  • Kratos finds the Queen at the base of the pillar, and she carries him to the top.

  • There, the two engage in a final battle.

  • During this battle, Persephone attempts to confuse Kratos and convince him to return

  • to Elysium to be with his daughter.

  • Kratos resists this, however, and Persephone orders Atlas to take care of him.

  • Atlas does not get this chance, however, as Kratos chains the Titan to the ceiling of

  • the Underworld and returns to Persephone, besting her in battle and killing her.

  • Her body explodes, destroying the pillar and leaving Atlas the only thing holding the world

  • together.

  • Atlas, though defeated, taunts Kratos, as he remains a slave to the Gods.

  • Kratos accepts this fate, as he can only hope that serving the Gods will cause them to free

  • him from his nightmares.

  • Atlas then predicts to Kratos that they will meet again before Kratos leaves to return

  • Helios to the sky.

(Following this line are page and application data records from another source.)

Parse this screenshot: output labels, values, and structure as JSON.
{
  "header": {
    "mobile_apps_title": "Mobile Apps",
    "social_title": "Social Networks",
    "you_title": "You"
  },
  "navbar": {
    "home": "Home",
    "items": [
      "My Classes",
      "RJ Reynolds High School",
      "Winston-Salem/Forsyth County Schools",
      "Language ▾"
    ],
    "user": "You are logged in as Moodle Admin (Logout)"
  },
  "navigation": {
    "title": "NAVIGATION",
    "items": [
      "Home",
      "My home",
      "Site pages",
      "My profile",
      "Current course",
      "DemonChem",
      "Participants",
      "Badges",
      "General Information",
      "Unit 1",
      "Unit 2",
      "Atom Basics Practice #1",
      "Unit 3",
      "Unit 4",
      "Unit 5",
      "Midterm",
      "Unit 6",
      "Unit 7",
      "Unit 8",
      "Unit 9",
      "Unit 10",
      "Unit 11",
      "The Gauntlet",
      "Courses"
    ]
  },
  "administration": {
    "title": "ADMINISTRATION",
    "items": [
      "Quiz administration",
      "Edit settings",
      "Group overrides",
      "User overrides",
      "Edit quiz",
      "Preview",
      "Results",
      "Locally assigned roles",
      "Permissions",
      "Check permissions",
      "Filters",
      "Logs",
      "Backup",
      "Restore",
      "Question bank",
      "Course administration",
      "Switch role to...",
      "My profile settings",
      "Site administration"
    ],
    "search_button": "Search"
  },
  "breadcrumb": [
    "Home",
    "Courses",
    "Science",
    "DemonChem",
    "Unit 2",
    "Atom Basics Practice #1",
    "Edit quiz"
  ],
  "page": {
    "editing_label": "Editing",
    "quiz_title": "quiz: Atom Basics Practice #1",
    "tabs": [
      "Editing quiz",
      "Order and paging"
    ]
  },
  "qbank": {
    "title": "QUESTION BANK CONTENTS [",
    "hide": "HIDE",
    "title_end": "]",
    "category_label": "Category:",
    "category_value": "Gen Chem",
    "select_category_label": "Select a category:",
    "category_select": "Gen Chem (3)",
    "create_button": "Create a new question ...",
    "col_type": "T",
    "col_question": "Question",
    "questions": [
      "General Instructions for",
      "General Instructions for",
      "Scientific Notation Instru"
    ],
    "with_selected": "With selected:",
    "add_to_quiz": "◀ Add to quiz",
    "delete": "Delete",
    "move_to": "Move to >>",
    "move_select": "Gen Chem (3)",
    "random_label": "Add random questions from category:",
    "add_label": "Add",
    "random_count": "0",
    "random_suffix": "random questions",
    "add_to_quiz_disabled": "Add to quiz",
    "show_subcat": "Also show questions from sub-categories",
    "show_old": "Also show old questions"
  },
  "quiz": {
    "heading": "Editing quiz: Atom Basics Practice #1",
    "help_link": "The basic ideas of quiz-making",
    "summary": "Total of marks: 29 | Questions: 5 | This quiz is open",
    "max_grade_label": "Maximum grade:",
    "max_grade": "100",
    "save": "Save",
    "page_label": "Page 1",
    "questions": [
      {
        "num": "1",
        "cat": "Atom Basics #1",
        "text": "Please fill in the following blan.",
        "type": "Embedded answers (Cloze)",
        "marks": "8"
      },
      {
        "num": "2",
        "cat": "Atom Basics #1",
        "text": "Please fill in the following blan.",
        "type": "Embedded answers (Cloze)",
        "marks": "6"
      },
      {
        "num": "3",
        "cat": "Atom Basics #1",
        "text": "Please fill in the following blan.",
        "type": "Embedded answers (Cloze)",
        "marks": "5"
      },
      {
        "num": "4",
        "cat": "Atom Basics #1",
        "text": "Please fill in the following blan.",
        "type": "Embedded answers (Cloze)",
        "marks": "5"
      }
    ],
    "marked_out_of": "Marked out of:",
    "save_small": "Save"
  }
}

  • Weak, and now knowing that his sins will never allow him to see his daughter again, Kratos

  • falls from the chariot, landing on a cliff overlooking the Aegean Sea.

  • Some time after waking, Kratos is sent into the sea to kill a Hydra and return peace to

  • the waters.

  • After doing so, he is approached by Athena, who asks Kratos to save her city, Athens,

  • from her brother Ares, whose army is currently advancing.

  • Kratos, seeing an opportunity to get revenge on Ares, agrees on the condition that the

  • Gods free him of his nightmares once and for all, as well as offer him a chance at redemption.

  • Kratos enters Athens to find the town's Oracle, who tells him that in order for the

  • mortal to defeat a God, he must seek the power of Pandora's Box, which is locked inside

  • a Temple, constructed on the back of the Titan Cronos, who Zeus cursed to wander the Desert

  • of Lost Souls for eternity.

  • Kratos makes his way to the temple, encountering a mysterious grave digger on the way.